What needs to be done
In the data below, reproduce everything exactly except the images.
╭──
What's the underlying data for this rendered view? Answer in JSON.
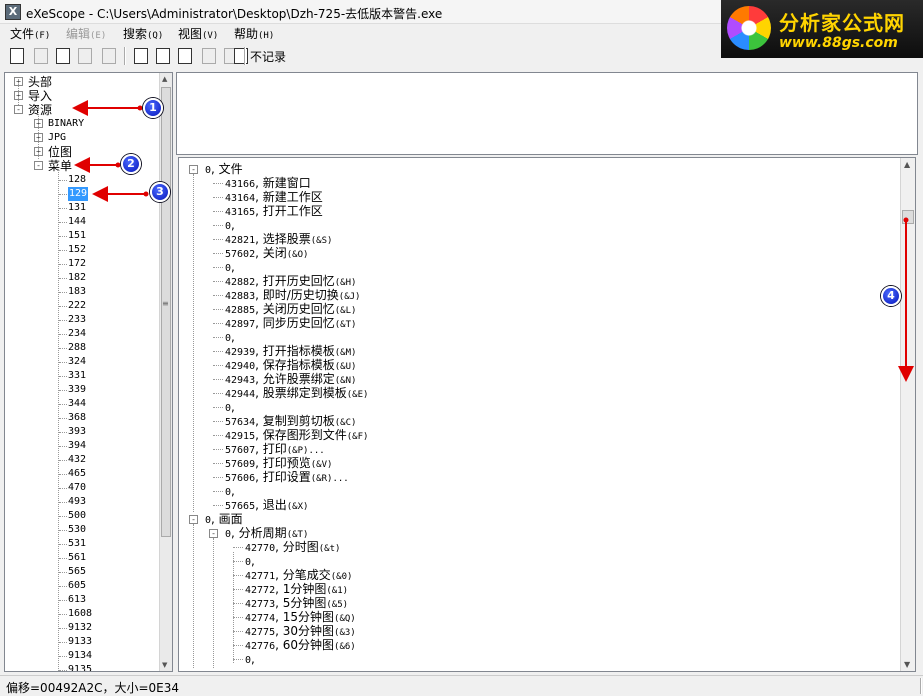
{
  "window": {
    "title": "eXeScope - C:\\Users\\Administrator\\Desktop\\Dzh-725-去低版本警告.exe",
    "app_icon": "exescope-app-icon",
    "logo_text": "分析家公式网",
    "logo_url": "www.88gs.com"
  },
  "menu": [
    {
      "label": "文件",
      "acc": "(F)",
      "enabled": true
    },
    {
      "label": "编辑",
      "acc": "(E)",
      "enabled": false
    },
    {
      "label": "搜索",
      "acc": "(Q)",
      "enabled": true
    },
    {
      "label": "视图",
      "acc": "(V)",
      "enabled": true
    },
    {
      "label": "帮助",
      "acc": "(H)",
      "enabled": true
    }
  ],
  "toolbar": {
    "buttons": [
      {
        "icon": "open-file-icon",
        "enabled": true
      },
      {
        "icon": "save-icon",
        "enabled": false
      },
      {
        "icon": "save-as-icon",
        "enabled": true
      },
      {
        "icon": "copy-icon",
        "enabled": false
      },
      {
        "icon": "xp-icon",
        "enabled": false
      },
      {
        "icon": "font-icon",
        "enabled": true
      },
      {
        "icon": "export-icon",
        "enabled": true
      },
      {
        "icon": "page-icon",
        "enabled": true
      },
      {
        "icon": "image-icon",
        "enabled": false
      },
      {
        "icon": "dialog-icon",
        "enabled": false
      },
      {
        "icon": "no-record-icon",
        "enabled": true
      }
    ],
    "no_record_label": "不记录"
  },
  "left_tree": {
    "nodes": [
      {
        "label": "头部",
        "expander": "+"
      },
      {
        "label": "导入",
        "expander": "+"
      },
      {
        "label": "资源",
        "expander": "-"
      },
      {
        "label": "BINARY",
        "expander": "+"
      },
      {
        "label": "JPG",
        "expander": "+"
      },
      {
        "label": "位图",
        "expander": "+"
      },
      {
        "label": "菜单",
        "expander": "-"
      }
    ],
    "menu_items": [
      "128",
      "129",
      "131",
      "144",
      "151",
      "152",
      "172",
      "182",
      "183",
      "222",
      "233",
      "234",
      "288",
      "324",
      "331",
      "339",
      "344",
      "368",
      "393",
      "394",
      "432",
      "465",
      "470",
      "493",
      "500",
      "530",
      "531",
      "561",
      "565",
      "605",
      "613",
      "1608",
      "9132",
      "9133",
      "9134",
      "9135"
    ],
    "selected_item": "129"
  },
  "right_tree": {
    "rows": [
      {
        "level": 0,
        "expander": "-",
        "num": "0",
        "text": "文件",
        "acc": ""
      },
      {
        "level": 1,
        "expander": "",
        "num": "43166",
        "text": "新建窗口",
        "acc": ""
      },
      {
        "level": 1,
        "expander": "",
        "num": "43164",
        "text": "新建工作区",
        "acc": ""
      },
      {
        "level": 1,
        "expander": "",
        "num": "43165",
        "text": "打开工作区",
        "acc": ""
      },
      {
        "level": 1,
        "expander": "",
        "num": "0",
        "text": "",
        "acc": ""
      },
      {
        "level": 1,
        "expander": "",
        "num": "42821",
        "text": "选择股票",
        "acc": "(&S)"
      },
      {
        "level": 1,
        "expander": "",
        "num": "57602",
        "text": "关闭",
        "acc": "(&O)"
      },
      {
        "level": 1,
        "expander": "",
        "num": "0",
        "text": "",
        "acc": ""
      },
      {
        "level": 1,
        "expander": "",
        "num": "42882",
        "text": "打开历史回忆",
        "acc": "(&H)"
      },
      {
        "level": 1,
        "expander": "",
        "num": "42883",
        "text": "即时/历史切换",
        "acc": "(&J)"
      },
      {
        "level": 1,
        "expander": "",
        "num": "42885",
        "text": "关闭历史回忆",
        "acc": "(&L)"
      },
      {
        "level": 1,
        "expander": "",
        "num": "42897",
        "text": "同步历史回忆",
        "acc": "(&T)"
      },
      {
        "level": 1,
        "expander": "",
        "num": "0",
        "text": "",
        "acc": ""
      },
      {
        "level": 1,
        "expander": "",
        "num": "42939",
        "text": "打开指标模板",
        "acc": "(&M)"
      },
      {
        "level": 1,
        "expander": "",
        "num": "42940",
        "text": "保存指标模板",
        "acc": "(&U)"
      },
      {
        "level": 1,
        "expander": "",
        "num": "42943",
        "text": "允许股票绑定",
        "acc": "(&N)"
      },
      {
        "level": 1,
        "expander": "",
        "num": "42944",
        "text": "股票绑定到模板",
        "acc": "(&E)"
      },
      {
        "level": 1,
        "expander": "",
        "num": "0",
        "text": "",
        "acc": ""
      },
      {
        "level": 1,
        "expander": "",
        "num": "57634",
        "text": "复制到剪切板",
        "acc": "(&C)"
      },
      {
        "level": 1,
        "expander": "",
        "num": "42915",
        "text": "保存图形到文件",
        "acc": "(&F)"
      },
      {
        "level": 1,
        "expander": "",
        "num": "57607",
        "text": "打印",
        "acc": "(&P)..."
      },
      {
        "level": 1,
        "expander": "",
        "num": "57609",
        "text": "打印预览",
        "acc": "(&V)"
      },
      {
        "level": 1,
        "expander": "",
        "num": "57606",
        "text": "打印设置",
        "acc": "(&R)..."
      },
      {
        "level": 1,
        "expander": "",
        "num": "0",
        "text": "",
        "acc": ""
      },
      {
        "level": 1,
        "expander": "",
        "num": "57665",
        "text": "退出",
        "acc": "(&X)"
      },
      {
        "level": 0,
        "expander": "-",
        "num": "0",
        "text": "画面",
        "acc": ""
      },
      {
        "level": 1,
        "expander": "-",
        "num": "0",
        "text": "分析周期",
        "acc": "(&T)"
      },
      {
        "level": 2,
        "expander": "",
        "num": "42770",
        "text": "分时图",
        "acc": "(&t)"
      },
      {
        "level": 2,
        "expander": "",
        "num": "0",
        "text": "",
        "acc": ""
      },
      {
        "level": 2,
        "expander": "",
        "num": "42771",
        "text": "分笔成交",
        "acc": "(&0)"
      },
      {
        "level": 2,
        "expander": "",
        "num": "42772",
        "text": "1分钟图",
        "acc": "(&1)"
      },
      {
        "level": 2,
        "expander": "",
        "num": "42773",
        "text": "5分钟图",
        "acc": "(&5)"
      },
      {
        "level": 2,
        "expander": "",
        "num": "42774",
        "text": "15分钟图",
        "acc": "(&Q)"
      },
      {
        "level": 2,
        "expander": "",
        "num": "42775",
        "text": "30分钟图",
        "acc": "(&3)"
      },
      {
        "level": 2,
        "expander": "",
        "num": "42776",
        "text": "60分钟图",
        "acc": "(&6)"
      },
      {
        "level": 2,
        "expander": "",
        "num": "0",
        "text": "",
        "acc": ""
      }
    ]
  },
  "status": {
    "text": "偏移=00492A2C，大小=0E34"
  },
  "annotations": {
    "badges": [
      "1",
      "2",
      "3",
      "4"
    ],
    "arrow_color": "#e00000",
    "badge_color": "#1a2ecf"
  }
}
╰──
Task output
What's the underlying data for this rendered view? Answer in JSON.
{
  "window": {
    "title": "eXeScope - C:\\Users\\Administrator\\Desktop\\Dzh-725-去低版本警告.exe",
    "app_icon": "exescope-app-icon",
    "logo_text": "分析家公式网",
    "logo_url": "www.88gs.com"
  },
  "menu": [
    {
      "label": "文件",
      "acc": "(F)",
      "enabled": true
    },
    {
      "label": "编辑",
      "acc": "(E)",
      "enabled": false
    },
    {
      "label": "搜索",
      "acc": "(Q)",
      "enabled": true
    },
    {
      "label": "视图",
      "acc": "(V)",
      "enabled": true
    },
    {
      "label": "帮助",
      "acc": "(H)",
      "enabled": true
    }
  ],
  "toolbar": {
    "buttons": [
      {
        "icon": "open-file-icon",
        "enabled": true
      },
      {
        "icon": "save-icon",
        "enabled": false
      },
      {
        "icon": "save-as-icon",
        "enabled": true
      },
      {
        "icon": "copy-icon",
        "enabled": false
      },
      {
        "icon": "xp-icon",
        "enabled": false
      },
      {
        "icon": "font-icon",
        "enabled": true
      },
      {
        "icon": "export-icon",
        "enabled": true
      },
      {
        "icon": "page-icon",
        "enabled": true
      },
      {
        "icon": "image-icon",
        "enabled": false
      },
      {
        "icon": "dialog-icon",
        "enabled": false
      },
      {
        "icon": "no-record-icon",
        "enabled": true
      }
    ],
    "no_record_label": "不记录"
  },
  "left_tree": {
    "nodes": [
      {
        "label": "头部",
        "expander": "+"
      },
      {
        "label": "导入",
        "expander": "+"
      },
      {
        "label": "资源",
        "expander": "-"
      },
      {
        "label": "BINARY",
        "expander": "+"
      },
      {
        "label": "JPG",
        "expander": "+"
      },
      {
        "label": "位图",
        "expander": "+"
      },
      {
        "label": "菜单",
        "expander": "-"
      }
    ],
    "menu_items": [
      "128",
      "129",
      "131",
      "144",
      "151",
      "152",
      "172",
      "182",
      "183",
      "222",
      "233",
      "234",
      "288",
      "324",
      "331",
      "339",
      "344",
      "368",
      "393",
      "394",
      "432",
      "465",
      "470",
      "493",
      "500",
      "530",
      "531",
      "561",
      "565",
      "605",
      "613",
      "1608",
      "9132",
      "9133",
      "9134",
      "9135"
    ],
    "selected_item": "129"
  },
  "right_tree": {
    "rows": [
      {
        "level": 0,
        "expander": "-",
        "num": "0",
        "text": "文件",
        "acc": ""
      },
      {
        "level": 1,
        "expander": "",
        "num": "43166",
        "text": "新建窗口",
        "acc": ""
      },
      {
        "level": 1,
        "expander": "",
        "num": "43164",
        "text": "新建工作区",
        "acc": ""
      },
      {
        "level": 1,
        "expander": "",
        "num": "43165",
        "text": "打开工作区",
        "acc": ""
      },
      {
        "level": 1,
        "expander": "",
        "num": "0",
        "text": "",
        "acc": ""
      },
      {
        "level": 1,
        "expander": "",
        "num": "42821",
        "text": "选择股票",
        "acc": "(&S)"
      },
      {
        "level": 1,
        "expander": "",
        "num": "57602",
        "text": "关闭",
        "acc": "(&O)"
      },
      {
        "level": 1,
        "expander": "",
        "num": "0",
        "text": "",
        "acc": ""
      },
      {
        "level": 1,
        "expander": "",
        "num": "42882",
        "text": "打开历史回忆",
        "acc": "(&H)"
      },
      {
        "level": 1,
        "expander": "",
        "num": "42883",
        "text": "即时/历史切换",
        "acc": "(&J)"
      },
      {
        "level": 1,
        "expander": "",
        "num": "42885",
        "text": "关闭历史回忆",
        "acc": "(&L)"
      },
      {
        "level": 1,
        "expander": "",
        "num": "42897",
        "text": "同步历史回忆",
        "acc": "(&T)"
      },
      {
        "level": 1,
        "expander": "",
        "num": "0",
        "text": "",
        "acc": ""
      },
      {
        "level": 1,
        "expander": "",
        "num": "42939",
        "text": "打开指标模板",
        "acc": "(&M)"
      },
      {
        "level": 1,
        "expander": "",
        "num": "42940",
        "text": "保存指标模板",
        "acc": "(&U)"
      },
      {
        "level": 1,
        "expander": "",
        "num": "42943",
        "text": "允许股票绑定",
        "acc": "(&N)"
      },
      {
        "level": 1,
        "expander": "",
        "num": "42944",
        "text": "股票绑定到模板",
        "acc": "(&E)"
      },
      {
        "level": 1,
        "expander": "",
        "num": "0",
        "text": "",
        "acc": ""
      },
      {
        "level": 1,
        "expander": "",
        "num": "57634",
        "text": "复制到剪切板",
        "acc": "(&C)"
      },
      {
        "level": 1,
        "expander": "",
        "num": "42915",
        "text": "保存图形到文件",
        "acc": "(&F)"
      },
      {
        "level": 1,
        "expander": "",
        "num": "57607",
        "text": "打印",
        "acc": "(&P)..."
      },
      {
        "level": 1,
        "expander": "",
        "num": "57609",
        "text": "打印预览",
        "acc": "(&V)"
      },
      {
        "level": 1,
        "expander": "",
        "num": "57606",
        "text": "打印设置",
        "acc": "(&R)..."
      },
      {
        "level": 1,
        "expander": "",
        "num": "0",
        "text": "",
        "acc": ""
      },
      {
        "level": 1,
        "expander": "",
        "num": "57665",
        "text": "退出",
        "acc": "(&X)"
      },
      {
        "level": 0,
        "expander": "-",
        "num": "0",
        "text": "画面",
        "acc": ""
      },
      {
        "level": 1,
        "expander": "-",
        "num": "0",
        "text": "分析周期",
        "acc": "(&T)"
      },
      {
        "level": 2,
        "expander": "",
        "num": "42770",
        "text": "分时图",
        "acc": "(&t)"
      },
      {
        "level": 2,
        "expander": "",
        "num": "0",
        "text": "",
        "acc": ""
      },
      {
        "level": 2,
        "expander": "",
        "num": "42771",
        "text": "分笔成交",
        "acc": "(&0)"
      },
      {
        "level": 2,
        "expander": "",
        "num": "42772",
        "text": "1分钟图",
        "acc": "(&1)"
      },
      {
        "level": 2,
        "expander": "",
        "num": "42773",
        "text": "5分钟图",
        "acc": "(&5)"
      },
      {
        "level": 2,
        "expander": "",
        "num": "42774",
        "text": "15分钟图",
        "acc": "(&Q)"
      },
      {
        "level": 2,
        "expander": "",
        "num": "42775",
        "text": "30分钟图",
        "acc": "(&3)"
      },
      {
        "level": 2,
        "expander": "",
        "num": "42776",
        "text": "60分钟图",
        "acc": "(&6)"
      },
      {
        "level": 2,
        "expander": "",
        "num": "0",
        "text": "",
        "acc": ""
      }
    ]
  },
  "status": {
    "text": "偏移=00492A2C，大小=0E34"
  },
  "annotations": {
    "badges": [
      "1",
      "2",
      "3",
      "4"
    ],
    "arrow_color": "#e00000",
    "badge_color": "#1a2ecf"
  }
}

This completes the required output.